Page last updated: Wednesday, 21 March 2018 - 9:57am

Beekeeping can be a rewarding hobby, but there are many things you need to consider if you are planning on establishing and managing beehives.

Only a relatively small part of Western Australia is suitable for beekeeping as much of the landscape lacks the melliferous flowers needed for honey production.

Most beekeepers in WA do not solely depend on beekeeping for their income, but instead complement it with a range of other enterprises or activities.

There are currently more than 960 registered beekeepers in WA with nearly 29 000 hives. More than 90% of these are amateur beekeepers.

Honeybees versus native bees

Beekeepers usually keep European honeybees. Although there are more than 2000 different types of Australian native bees, they produce very little honey and most native bees do not live in colonies, making it harder to manage the bees and collect honey.

There are three main races of honeybees:

  • Italian – native to Italy, it prefers sub-tropical and cool temperate areas. It is the most widely distributed honeybee.
  • Caucasian – native to Europe and North Africa, it prefers colder climates.
  • Carniolan – native to Slovenia, Croatia and Bosnia, it prefers colder climates.

Requirements for keeping honeybees

When keeping honeybees there are a few things that need to be considered.

  • If there is not already a water source located with the bees, one must be provided.
  • All used hive components not being used to house bees must be stored in a way that bees cannot gain entry to them.
  • Observe hive density limits for hives set up in built-up areas.
  • Ensure bee flight paths do not interfere with neighbouring land, roadways and walking tracks or paths.
  • Check your local government authority (LGA) regulations as approval to keep honeybees may be needed.

Handling bees

Bees are cold blooded insects, therefore it is best to handle them on warm, sunny days when their activity increases and they are less likely to be in the hive.

There is a greater chance of aggressive behaviour if bees are handled on cool, overcast days.

Once the beehive is opened, the bees will take several hours to settle down again.

Re-queening

Maintain colonies with young docile queen bees. Beehives will need to be re-queened if the performance of a beehive decreases or bees are particularly savage.

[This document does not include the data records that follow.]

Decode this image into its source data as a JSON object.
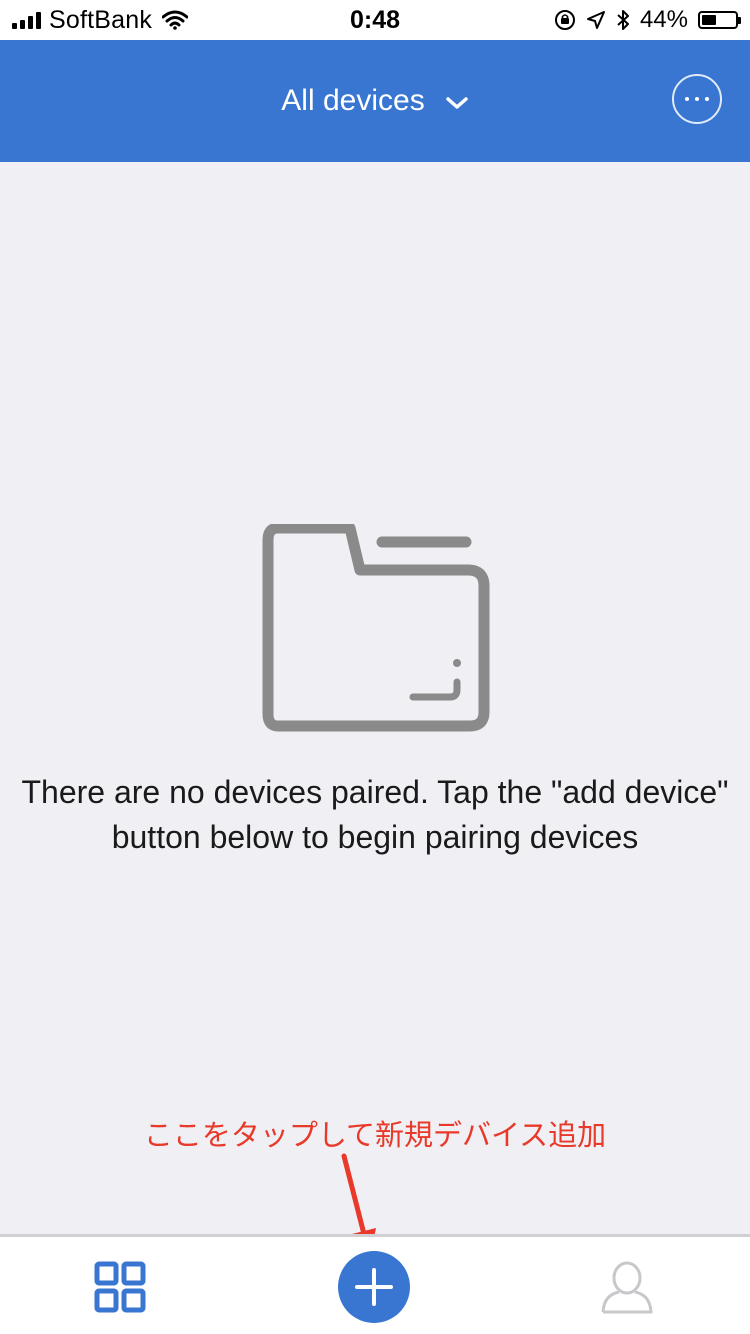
{
  "status_bar": {
    "carrier": "SoftBank",
    "time": "0:48",
    "battery_percent": "44%",
    "battery_level": 0.44,
    "icons": [
      "signal-icon",
      "wifi-icon",
      "orientation-lock-icon",
      "location-icon",
      "bluetooth-icon",
      "battery-icon"
    ]
  },
  "header": {
    "title": "All devices",
    "dropdown_icon": "chevron-down-icon",
    "more_icon": "more-icon"
  },
  "empty_state": {
    "icon": "empty-folder-icon",
    "message": "There are no devices paired. Tap the \"add device\" button below to begin pairing devices"
  },
  "annotation": {
    "text": "ここをタップして新規デバイス追加",
    "color": "#e8392a"
  },
  "tab_bar": {
    "items": [
      {
        "icon": "grid-icon"
      },
      {
        "icon": "plus-icon"
      },
      {
        "icon": "user-icon"
      }
    ]
  },
  "colors": {
    "accent": "#3876d2",
    "background": "#efeff4",
    "icon_gray": "#8a8a8a"
  }
}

When purchasing a new queen, consider temperament (especially for amateur beekeepers), honey production and swarming tendency.

In WA there are a number of beekeeping supply companies that can provide equipment, nucleus hives and queen bees.